About Sebastian Dahl:
Sébastian Dahl (born in february 1988) is half-Norwegian and half-French. From 2009 to 2011 he studied photography at Bilder Nordic School of Photography in Oslo. Recently, he left Oslo with only a backpack and his camera, and then hitchhiked all the way to Beirut where he is going to learn Arabic and, hopefully, work as a photographer. You can follow his adventures and photography projects on his blog"Angles". He speaks English, French and Norwegian fluently and manages Spanish and German quite well. His love for traveling and meeting people has brought him into the field of photojournalism, which is his favorite playground. In the future, he wants to focus on working with water related issues. He is currently available for assisting, all kind of photography jobs, and also video work.

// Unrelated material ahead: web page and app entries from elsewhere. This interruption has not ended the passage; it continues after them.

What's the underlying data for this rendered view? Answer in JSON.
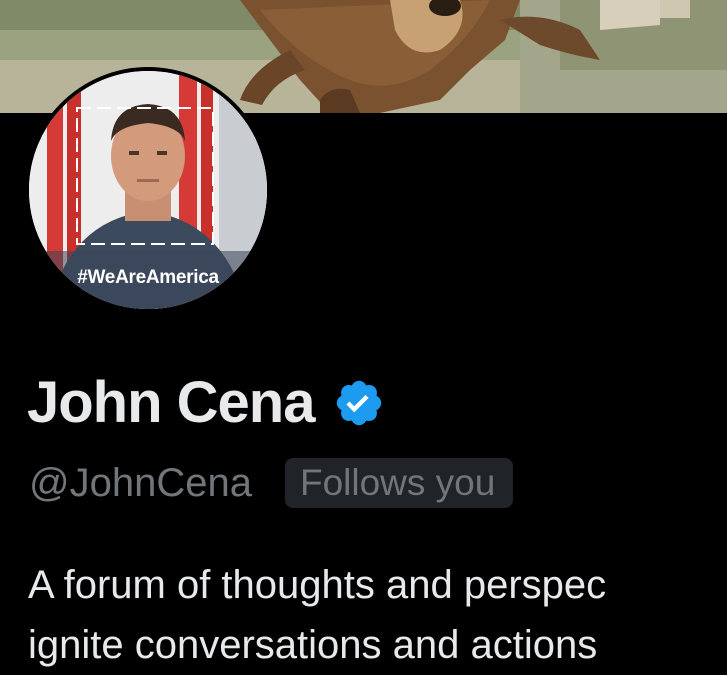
{
  "profile": {
    "display_name": "John Cena",
    "handle": "@JohnCena",
    "follows_you": "Follows you",
    "verified_icon": "verified-badge-icon",
    "verified_color": "#1d9bf0",
    "bio_line1": "A forum of thoughts and perspec",
    "bio_line2": "ignite conversations and actions"
  },
  "avatar": {
    "hashtag": "#WeAreAmerica"
  },
  "colors": {
    "background": "#000000",
    "primary_text": "#e7e9ea",
    "secondary_text": "#71767b",
    "badge_bg": "#202327"
  }
}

Photo: 'Leaving Cappadocia', December the 3rd 2012 by Sebastian Dahl.
Edit: I derped the distance metric, it should be "Kilometers' not 'Miles' as was originally written.
2012 has been an exciting year for photographers. The onslaught of new products was unprecedented, as well as the rapid advancement of several segments and technologies.
No longer the stuff of rumors, here's the E-M5 straight from the horse's mouth:
Photo taken in August of 1943. The location is Northern Australia, and it depicts a ring tailed possum examining a camera belonging to the Australian Department of information. Shot by young Department photographer Harold George Dick with a Graflex Speed Graphic camera, who was killed in an airplane crash in December 1943 while returning from an assignment at the Pacific war theater, more specifically, the Battle of Arawe. A couple of his war images can be found here and here.